I don't know where you got that info Lightwire, but I vehemently disagree and I think that almost are pie-in-the-sky or I WISH I could get those prices. People take most of your posts as the true honest fact and these are made up or extrapolated off Ebay data where verbiage means nothing, but photos or having a coin "in hand" tells the whole story. Your "source" is so open to interpretation (was the damage in remarks, or the title or the description or just someone's determination that the fault was actually there). You should remove the post as it is very misleading and exceedingly inaccurate.
Electronically gathered data like that bears no semblance to reality. How bad are the scratches/damage/corrosion/surface? Almost all data gathered from Ebay via computer relies solely on the TITLE of the auction, not the photo or description, let alone the accuracy of the listing. If it's taken off Ebay, then they don't allow ICCS or CCCS certification grades to be listed in the title, hence would not show in what was gathered. A generalistic term like corrosion or scratch means nothing in "words" ... a photo has to show it. The information in your post reminds me the so-called "numismatic" guides and books put out by the Marketing Manager at Ebay, where all data gathered depends specifically on what the TITLE of the auction is and disregards photos or anything else. Those same books are advertised right here on this coin site and also bear no semblance to reality when talking about populations, scarcities or values ... they DO offer a long list of the different things offered for sale by Ebay.
One of the items in the list that I have the most problem with (and misleading) is the 62% for lacquered coins. 90% of all MS-63 and above 19th century large cents that are red or red-brown were lacquered at some point in their collectible life because that was the only way to keep them red. A very short dip in acetone and the lacquer is gone and you have a bright and shiney undergraded coin ready for TPG. Likewise with corrosion, which could be a light PVC green scum, build-up hard scum, dry flakey gree-white corrosion, or buried-coin corrosion. A single-word description in your table doesn't cut it.

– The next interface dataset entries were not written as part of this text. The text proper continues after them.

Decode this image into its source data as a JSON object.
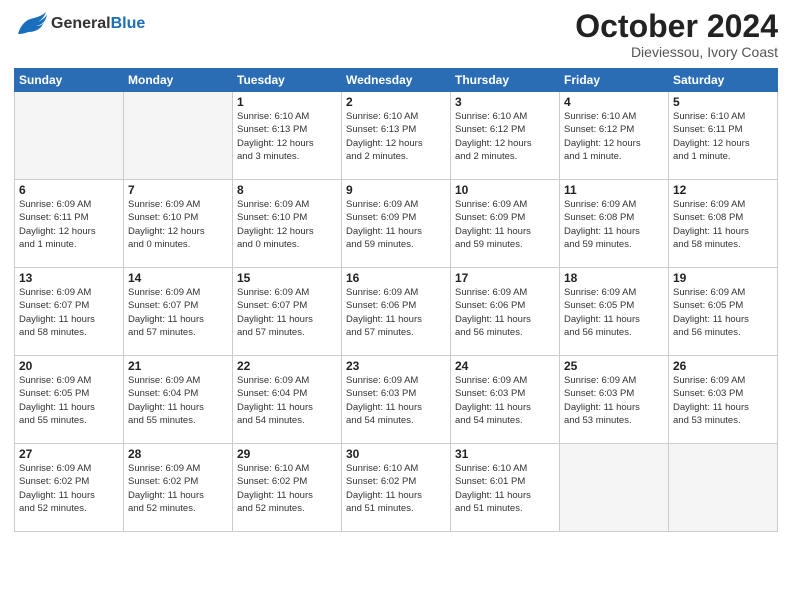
{
  "header": {
    "logo": {
      "general": "General",
      "blue": "Blue"
    },
    "title": "October 2024",
    "location": "Dieviessou, Ivory Coast"
  },
  "calendar": {
    "days": [
      "Sunday",
      "Monday",
      "Tuesday",
      "Wednesday",
      "Thursday",
      "Friday",
      "Saturday"
    ],
    "weeks": [
      [
        {
          "day": "",
          "info": ""
        },
        {
          "day": "",
          "info": ""
        },
        {
          "day": "1",
          "info": "Sunrise: 6:10 AM\nSunset: 6:13 PM\nDaylight: 12 hours\nand 3 minutes."
        },
        {
          "day": "2",
          "info": "Sunrise: 6:10 AM\nSunset: 6:13 PM\nDaylight: 12 hours\nand 2 minutes."
        },
        {
          "day": "3",
          "info": "Sunrise: 6:10 AM\nSunset: 6:12 PM\nDaylight: 12 hours\nand 2 minutes."
        },
        {
          "day": "4",
          "info": "Sunrise: 6:10 AM\nSunset: 6:12 PM\nDaylight: 12 hours\nand 1 minute."
        },
        {
          "day": "5",
          "info": "Sunrise: 6:10 AM\nSunset: 6:11 PM\nDaylight: 12 hours\nand 1 minute."
        }
      ],
      [
        {
          "day": "6",
          "info": "Sunrise: 6:09 AM\nSunset: 6:11 PM\nDaylight: 12 hours\nand 1 minute."
        },
        {
          "day": "7",
          "info": "Sunrise: 6:09 AM\nSunset: 6:10 PM\nDaylight: 12 hours\nand 0 minutes."
        },
        {
          "day": "8",
          "info": "Sunrise: 6:09 AM\nSunset: 6:10 PM\nDaylight: 12 hours\nand 0 minutes."
        },
        {
          "day": "9",
          "info": "Sunrise: 6:09 AM\nSunset: 6:09 PM\nDaylight: 11 hours\nand 59 minutes."
        },
        {
          "day": "10",
          "info": "Sunrise: 6:09 AM\nSunset: 6:09 PM\nDaylight: 11 hours\nand 59 minutes."
        },
        {
          "day": "11",
          "info": "Sunrise: 6:09 AM\nSunset: 6:08 PM\nDaylight: 11 hours\nand 59 minutes."
        },
        {
          "day": "12",
          "info": "Sunrise: 6:09 AM\nSunset: 6:08 PM\nDaylight: 11 hours\nand 58 minutes."
        }
      ],
      [
        {
          "day": "13",
          "info": "Sunrise: 6:09 AM\nSunset: 6:07 PM\nDaylight: 11 hours\nand 58 minutes."
        },
        {
          "day": "14",
          "info": "Sunrise: 6:09 AM\nSunset: 6:07 PM\nDaylight: 11 hours\nand 57 minutes."
        },
        {
          "day": "15",
          "info": "Sunrise: 6:09 AM\nSunset: 6:07 PM\nDaylight: 11 hours\nand 57 minutes."
        },
        {
          "day": "16",
          "info": "Sunrise: 6:09 AM\nSunset: 6:06 PM\nDaylight: 11 hours\nand 57 minutes."
        },
        {
          "day": "17",
          "info": "Sunrise: 6:09 AM\nSunset: 6:06 PM\nDaylight: 11 hours\nand 56 minutes."
        },
        {
          "day": "18",
          "info": "Sunrise: 6:09 AM\nSunset: 6:05 PM\nDaylight: 11 hours\nand 56 minutes."
        },
        {
          "day": "19",
          "info": "Sunrise: 6:09 AM\nSunset: 6:05 PM\nDaylight: 11 hours\nand 56 minutes."
        }
      ],
      [
        {
          "day": "20",
          "info": "Sunrise: 6:09 AM\nSunset: 6:05 PM\nDaylight: 11 hours\nand 55 minutes."
        },
        {
          "day": "21",
          "info": "Sunrise: 6:09 AM\nSunset: 6:04 PM\nDaylight: 11 hours\nand 55 minutes."
        },
        {
          "day": "22",
          "info": "Sunrise: 6:09 AM\nSunset: 6:04 PM\nDaylight: 11 hours\nand 54 minutes."
        },
        {
          "day": "23",
          "info": "Sunrise: 6:09 AM\nSunset: 6:03 PM\nDaylight: 11 hours\nand 54 minutes."
        },
        {
          "day": "24",
          "info": "Sunrise: 6:09 AM\nSunset: 6:03 PM\nDaylight: 11 hours\nand 54 minutes."
        },
        {
          "day": "25",
          "info": "Sunrise: 6:09 AM\nSunset: 6:03 PM\nDaylight: 11 hours\nand 53 minutes."
        },
        {
          "day": "26",
          "info": "Sunrise: 6:09 AM\nSunset: 6:03 PM\nDaylight: 11 hours\nand 53 minutes."
        }
      ],
      [
        {
          "day": "27",
          "info": "Sunrise: 6:09 AM\nSunset: 6:02 PM\nDaylight: 11 hours\nand 52 minutes."
        },
        {
          "day": "28",
          "info": "Sunrise: 6:09 AM\nSunset: 6:02 PM\nDaylight: 11 hours\nand 52 minutes."
        },
        {
          "day": "29",
          "info": "Sunrise: 6:10 AM\nSunset: 6:02 PM\nDaylight: 11 hours\nand 52 minutes."
        },
        {
          "day": "30",
          "info": "Sunrise: 6:10 AM\nSunset: 6:02 PM\nDaylight: 11 hours\nand 51 minutes."
        },
        {
          "day": "31",
          "info": "Sunrise: 6:10 AM\nSunset: 6:01 PM\nDaylight: 11 hours\nand 51 minutes."
        },
        {
          "day": "",
          "info": ""
        },
        {
          "day": "",
          "info": ""
        }
      ]
    ]
  }
}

I think that members of the site here would get entirely the wrong (and inaccurate) idea of what to offer for a coin when buying or what to hope for a coin when selling. I think it best to remove both your post and mine.
Bill in Burl